Say what? Freddy Quinn, Peter Maffay and Udo Lindenberg performed in Turkish language? And Ajda Pekkan, Nilüfer and Neşe Karaböcek singing in German? Where did this happen? Here, in a world of flops when it came to Turkish-German music exchange.
Freddy Quinn quickly swore off Turkish, Peter Maffay exchanged the collaboration with the hip-hop formation Cartel for Tabaluga, and Udo Lindenberg’s management canceled the tour with his duet partner Sezen Aksu. And a look at the discographies of Turkish singers reveals that they only very sporadically sing in German.
The story remains one of a linguistic-musical rapprochement that had always failed—until a new Turkish generation claimed German as language for hip-hop, while at the same time initiating hip-hop in Germany. Even if the historiography of German hip-hop refrains from acknowledging these facts, Yarınistan’s “Ali Rap” (1990) entered the game two years before the Fantastische Vier. “Ali Rap” is based on a Nilüfer sample, which in turn leads us back to the German language: “Ali” was one of the few tracks that Nilüfer recorded in German.

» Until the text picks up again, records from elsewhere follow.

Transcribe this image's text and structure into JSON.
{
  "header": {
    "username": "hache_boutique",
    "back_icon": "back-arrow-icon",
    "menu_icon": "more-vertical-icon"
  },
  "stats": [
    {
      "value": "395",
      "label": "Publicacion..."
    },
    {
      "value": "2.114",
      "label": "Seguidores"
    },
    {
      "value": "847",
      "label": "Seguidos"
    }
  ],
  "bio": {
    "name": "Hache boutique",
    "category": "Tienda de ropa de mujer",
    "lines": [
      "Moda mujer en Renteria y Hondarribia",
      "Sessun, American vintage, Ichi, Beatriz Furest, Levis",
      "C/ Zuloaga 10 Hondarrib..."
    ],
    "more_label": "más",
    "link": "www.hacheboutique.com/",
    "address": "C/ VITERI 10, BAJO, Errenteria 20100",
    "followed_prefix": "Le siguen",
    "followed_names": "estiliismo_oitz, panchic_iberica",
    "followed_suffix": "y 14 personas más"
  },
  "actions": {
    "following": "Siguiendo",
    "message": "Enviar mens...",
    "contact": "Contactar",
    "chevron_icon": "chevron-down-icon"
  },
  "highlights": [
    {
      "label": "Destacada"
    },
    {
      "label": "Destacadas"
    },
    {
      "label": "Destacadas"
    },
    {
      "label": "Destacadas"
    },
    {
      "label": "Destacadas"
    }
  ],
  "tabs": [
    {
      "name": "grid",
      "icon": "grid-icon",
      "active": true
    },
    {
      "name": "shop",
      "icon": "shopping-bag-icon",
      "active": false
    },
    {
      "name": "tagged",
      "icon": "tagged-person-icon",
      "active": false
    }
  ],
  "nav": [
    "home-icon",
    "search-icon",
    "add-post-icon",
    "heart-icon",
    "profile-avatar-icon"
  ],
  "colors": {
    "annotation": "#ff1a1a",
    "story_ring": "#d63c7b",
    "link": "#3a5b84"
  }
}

This intricate net of intervowen elements has led to very particular musical combinations that deserve a closer look. Because the history of Turkish music in and from Germany not only has to be re-written—it has to be written in the first place. Together with Tuncay Acar, we would like to set an impulse for this endeavor with the listening session “A History of Flops” on June 24.